MATERIAL SHOWN:
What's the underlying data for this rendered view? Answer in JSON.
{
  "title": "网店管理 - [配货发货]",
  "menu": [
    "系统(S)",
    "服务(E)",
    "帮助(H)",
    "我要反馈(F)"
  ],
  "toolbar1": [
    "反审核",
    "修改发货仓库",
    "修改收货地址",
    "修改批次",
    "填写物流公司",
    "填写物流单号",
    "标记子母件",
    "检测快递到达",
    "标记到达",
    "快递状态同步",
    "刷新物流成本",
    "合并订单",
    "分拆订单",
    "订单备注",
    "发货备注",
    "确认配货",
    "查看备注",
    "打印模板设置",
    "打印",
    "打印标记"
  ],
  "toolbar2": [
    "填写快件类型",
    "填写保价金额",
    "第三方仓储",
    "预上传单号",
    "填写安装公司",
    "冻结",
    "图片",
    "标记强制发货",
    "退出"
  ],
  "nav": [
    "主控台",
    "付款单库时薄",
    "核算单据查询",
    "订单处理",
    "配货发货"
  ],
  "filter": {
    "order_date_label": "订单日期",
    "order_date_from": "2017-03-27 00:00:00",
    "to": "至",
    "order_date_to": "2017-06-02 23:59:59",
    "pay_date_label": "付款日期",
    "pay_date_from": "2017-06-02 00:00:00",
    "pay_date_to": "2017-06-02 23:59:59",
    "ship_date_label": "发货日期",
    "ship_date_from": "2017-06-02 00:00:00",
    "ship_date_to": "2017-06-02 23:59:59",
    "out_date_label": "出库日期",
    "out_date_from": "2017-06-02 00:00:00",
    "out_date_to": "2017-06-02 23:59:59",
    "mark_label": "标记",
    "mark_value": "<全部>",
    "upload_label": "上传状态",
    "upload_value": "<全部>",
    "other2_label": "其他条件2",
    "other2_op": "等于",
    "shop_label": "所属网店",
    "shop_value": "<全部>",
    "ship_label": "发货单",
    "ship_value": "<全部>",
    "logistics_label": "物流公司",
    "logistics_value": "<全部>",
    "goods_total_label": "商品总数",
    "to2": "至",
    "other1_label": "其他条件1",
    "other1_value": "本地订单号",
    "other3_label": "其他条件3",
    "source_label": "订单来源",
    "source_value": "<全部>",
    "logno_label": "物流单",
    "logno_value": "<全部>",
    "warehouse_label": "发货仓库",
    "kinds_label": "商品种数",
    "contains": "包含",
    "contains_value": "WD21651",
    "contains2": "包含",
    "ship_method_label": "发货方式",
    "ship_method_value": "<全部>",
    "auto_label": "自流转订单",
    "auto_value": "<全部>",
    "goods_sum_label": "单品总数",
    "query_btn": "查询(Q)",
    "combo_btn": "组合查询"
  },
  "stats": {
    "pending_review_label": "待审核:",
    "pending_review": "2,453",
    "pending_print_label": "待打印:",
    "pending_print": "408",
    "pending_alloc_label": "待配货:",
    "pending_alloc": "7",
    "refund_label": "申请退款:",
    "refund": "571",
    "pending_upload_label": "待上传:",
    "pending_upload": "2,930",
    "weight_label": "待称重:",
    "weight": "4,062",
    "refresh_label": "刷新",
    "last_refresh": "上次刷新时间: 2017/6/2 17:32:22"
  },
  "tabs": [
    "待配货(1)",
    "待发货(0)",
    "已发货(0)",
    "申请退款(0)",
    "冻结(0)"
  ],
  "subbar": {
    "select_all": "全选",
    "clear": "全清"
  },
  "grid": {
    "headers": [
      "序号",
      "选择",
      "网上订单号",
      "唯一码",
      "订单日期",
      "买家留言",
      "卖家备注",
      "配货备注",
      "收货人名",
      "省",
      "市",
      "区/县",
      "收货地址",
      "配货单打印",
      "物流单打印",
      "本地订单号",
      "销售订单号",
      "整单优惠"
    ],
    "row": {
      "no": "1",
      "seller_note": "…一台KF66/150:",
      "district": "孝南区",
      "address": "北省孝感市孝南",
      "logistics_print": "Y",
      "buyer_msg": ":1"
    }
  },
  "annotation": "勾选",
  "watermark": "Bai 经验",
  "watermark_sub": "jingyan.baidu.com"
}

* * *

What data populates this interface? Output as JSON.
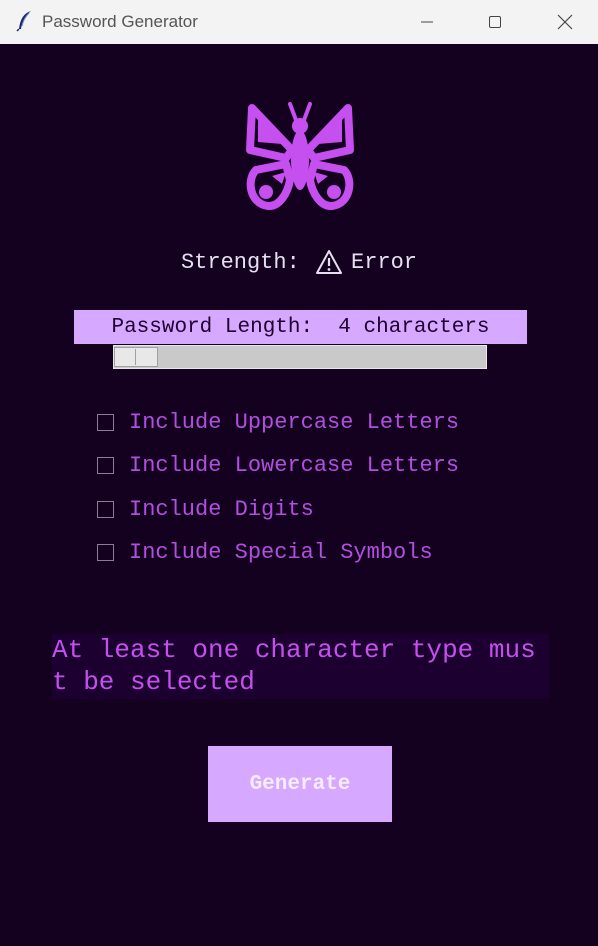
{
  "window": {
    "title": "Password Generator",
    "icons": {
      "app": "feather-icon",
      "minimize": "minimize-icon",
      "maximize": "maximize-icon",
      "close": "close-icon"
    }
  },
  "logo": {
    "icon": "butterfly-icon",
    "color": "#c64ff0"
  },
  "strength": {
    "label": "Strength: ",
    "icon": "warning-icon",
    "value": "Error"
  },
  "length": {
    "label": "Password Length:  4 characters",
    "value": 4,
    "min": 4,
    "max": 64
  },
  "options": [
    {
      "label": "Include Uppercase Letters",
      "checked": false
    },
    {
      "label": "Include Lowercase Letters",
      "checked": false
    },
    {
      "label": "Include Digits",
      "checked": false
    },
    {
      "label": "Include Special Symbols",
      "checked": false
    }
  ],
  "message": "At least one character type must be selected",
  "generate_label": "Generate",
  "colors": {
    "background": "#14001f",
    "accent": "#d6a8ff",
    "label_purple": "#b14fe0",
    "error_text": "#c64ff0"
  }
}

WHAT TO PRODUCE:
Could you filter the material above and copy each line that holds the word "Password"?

EXERCISE RESPONSE:
    "title": "Password Generator",
    "label": "Password Length:  4 characters",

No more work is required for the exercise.